Ashley: No one on “Bridgerton” has got a tattoo. I really want to tattoo my makeup artist, Jessie. She’s got loads of tattoos, and we were supposed to. I was going to do a B on her. So I think this season, I’m going to have a little bit more flexibility with my schedule and “Bridgerton.” So I think I’ll use my time to do a tattoo on her ankle of a B or something. I can tattoo you one day. One day, yeah. You have tattoos?

Villareal: No, I’ve never gotten one. I’m a scaredy cat.

Ashley: Oh, really?

Yvonne Villareal: Yeah.

Ashley: But that’s the fun in it! [Laughs] We can do a little cat then!

Villareal: A little cat, maybe. Yeah. What even sparked it? Were you always into tattoos?

Ashley: I was like, yeah, I’m not covered in them. I’ve got three tattoos and I think that would be my limit. I don’t know. I think lockdown just made me really do some wild stuff. I did tie dyeing, banana bread making, all working out, reading books, all of the things. And it just got to the point where I was like, what do I do next? And yeah, I don’t know where it came from.

Villareal: All I know is please keep track of it on Instagram if you make any sort of tattoos on the “Bridgerton” set.

Simone Ashley
(Campbell Addy/Netflix)

The Team

The Envelope is a Los Angeles Times production in association with Neon Hum media. It is hosted by Mark Olsen and Yvonne Villarreal; produced by Hannah Harris Green and Navani Otero; edited by Heba Elorbany with help from Lauren Raab. sound design and mixing by Scott Somerville; theme music by Mike Heflin. Neon Hum’s production manager is Samantha Allison, and their executive producer is Shara Morris.

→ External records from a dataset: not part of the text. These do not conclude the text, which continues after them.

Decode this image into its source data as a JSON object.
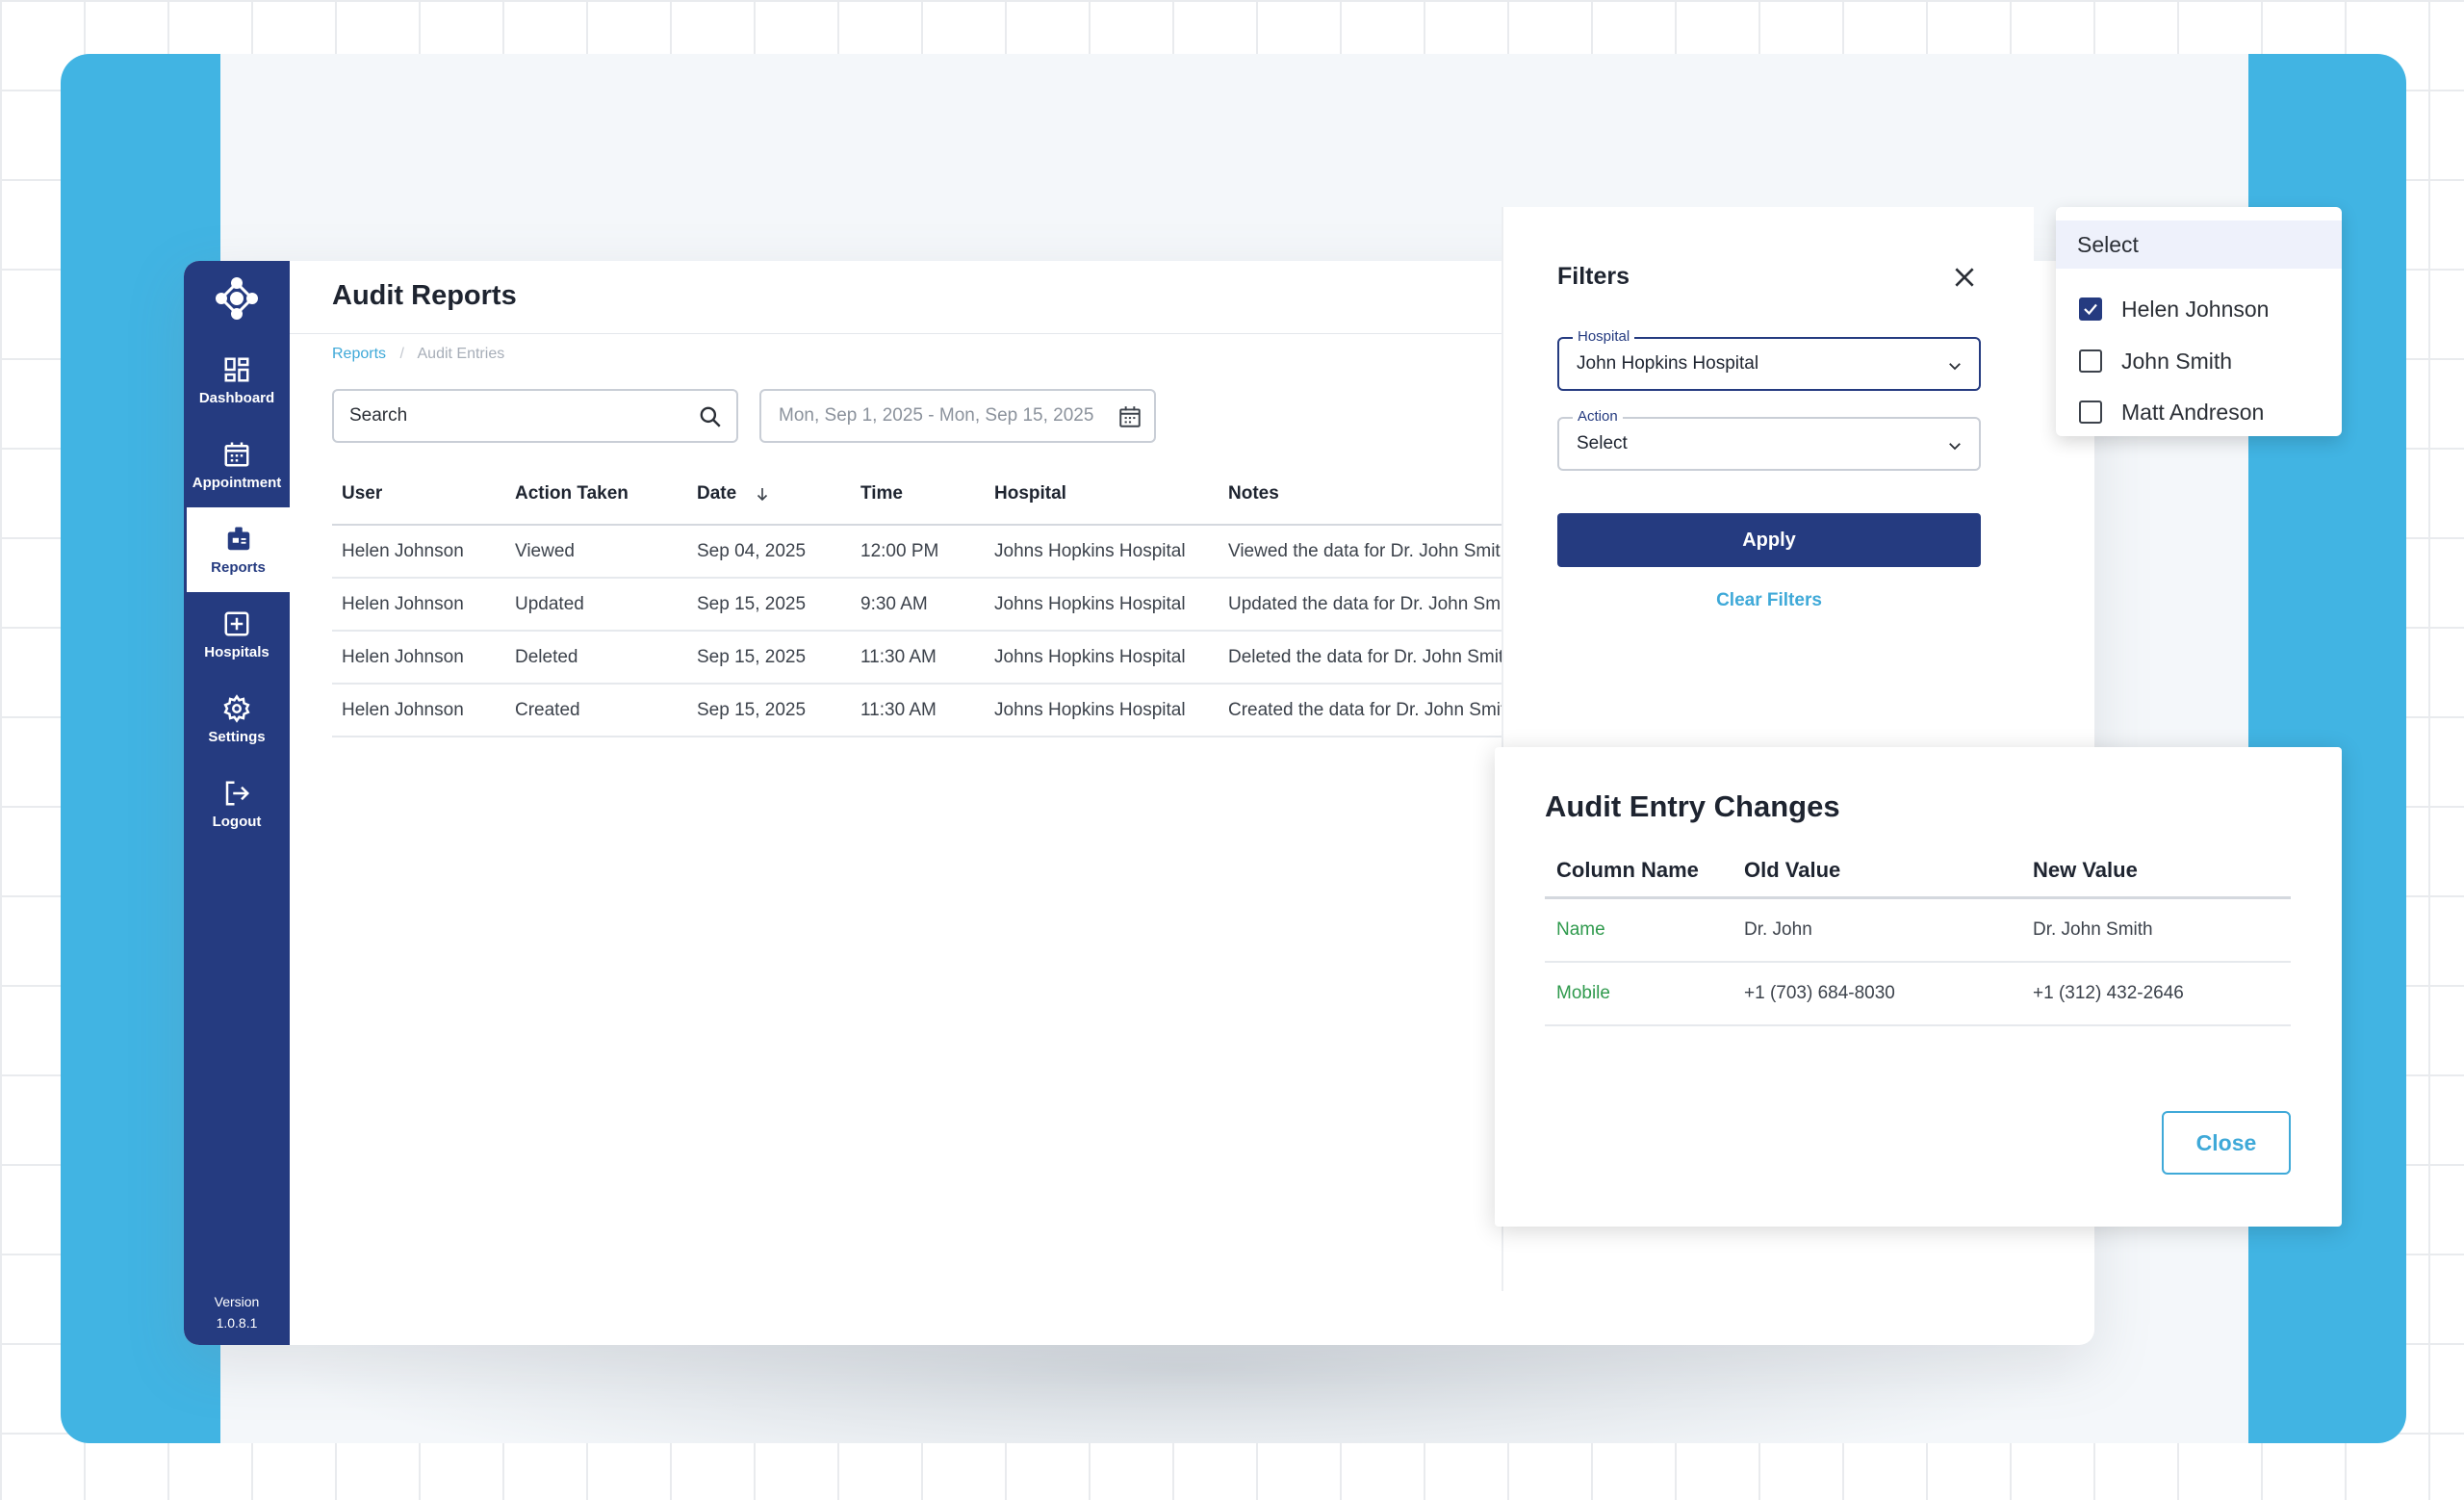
{
  "app": {
    "title": "Audit Reports",
    "version_label": "Version",
    "version_number": "1.0.8.1"
  },
  "nav": {
    "items": [
      {
        "label": "Dashboard",
        "icon": "dashboard-icon"
      },
      {
        "label": "Appointment",
        "icon": "calendar-icon"
      },
      {
        "label": "Reports",
        "icon": "reports-icon",
        "active": true
      },
      {
        "label": "Hospitals",
        "icon": "hospital-plus-icon"
      },
      {
        "label": "Settings",
        "icon": "gear-icon"
      },
      {
        "label": "Logout",
        "icon": "logout-icon"
      }
    ]
  },
  "breadcrumb": {
    "parent": "Reports",
    "current": "Audit Entries"
  },
  "search": {
    "placeholder": "Search"
  },
  "date_range": {
    "value": "Mon, Sep 1, 2025 - Mon, Sep 15, 2025"
  },
  "table": {
    "columns": [
      "User",
      "Action Taken",
      "Date",
      "Time",
      "Hospital",
      "Notes"
    ],
    "rows": [
      [
        "Helen Johnson",
        "Viewed",
        "Sep 04, 2025",
        "12:00 PM",
        "Johns Hopkins Hospital",
        "Viewed the data for Dr. John Smith"
      ],
      [
        "Helen Johnson",
        "Updated",
        "Sep 15, 2025",
        "9:30 AM",
        "Johns Hopkins Hospital",
        "Updated the data for Dr. John Smith"
      ],
      [
        "Helen Johnson",
        "Deleted",
        "Sep 15, 2025",
        "11:30 AM",
        "Johns Hopkins Hospital",
        "Deleted the data for Dr. John Smith"
      ],
      [
        "Helen Johnson",
        "Created",
        "Sep 15, 2025",
        "11:30 AM",
        "Johns Hopkins Hospital",
        "Created the data for Dr. John Smith"
      ]
    ]
  },
  "filters": {
    "title": "Filters",
    "hospital_label": "Hospital",
    "hospital_value": "John Hopkins Hospital",
    "action_label": "Action",
    "action_value": "Select",
    "apply_label": "Apply",
    "clear_label": "Clear Filters"
  },
  "user_dropdown": {
    "header": "Select",
    "options": [
      {
        "label": "Helen Johnson",
        "checked": true
      },
      {
        "label": "John Smith",
        "checked": false
      },
      {
        "label": "Matt Andreson",
        "checked": false
      }
    ]
  },
  "changes": {
    "title": "Audit Entry Changes",
    "columns": [
      "Column Name",
      "Old Value",
      "New Value"
    ],
    "rows": [
      [
        "Name",
        "Dr. John",
        "Dr. John Smith"
      ],
      [
        "Mobile",
        "+1 (703) 684-8030",
        "+1 (312) 432-2646"
      ]
    ],
    "close_label": "Close"
  },
  "colors": {
    "brand": "#253b80",
    "accent": "#41b4e3",
    "link": "#3fa9d8",
    "green": "#2f9a4d"
  }
}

Special thanks to Matt Brennan, Jazmin Aguilera, Shani Hilton, Elena Howe, Kayla Bell, Patricia Gardiner, Dylan Harris, Brandon Sides, James Liggins, Sophie Chap, Darius Darakshan, Lauren Rocha, William Dobson, Amy Wong and Chris Price.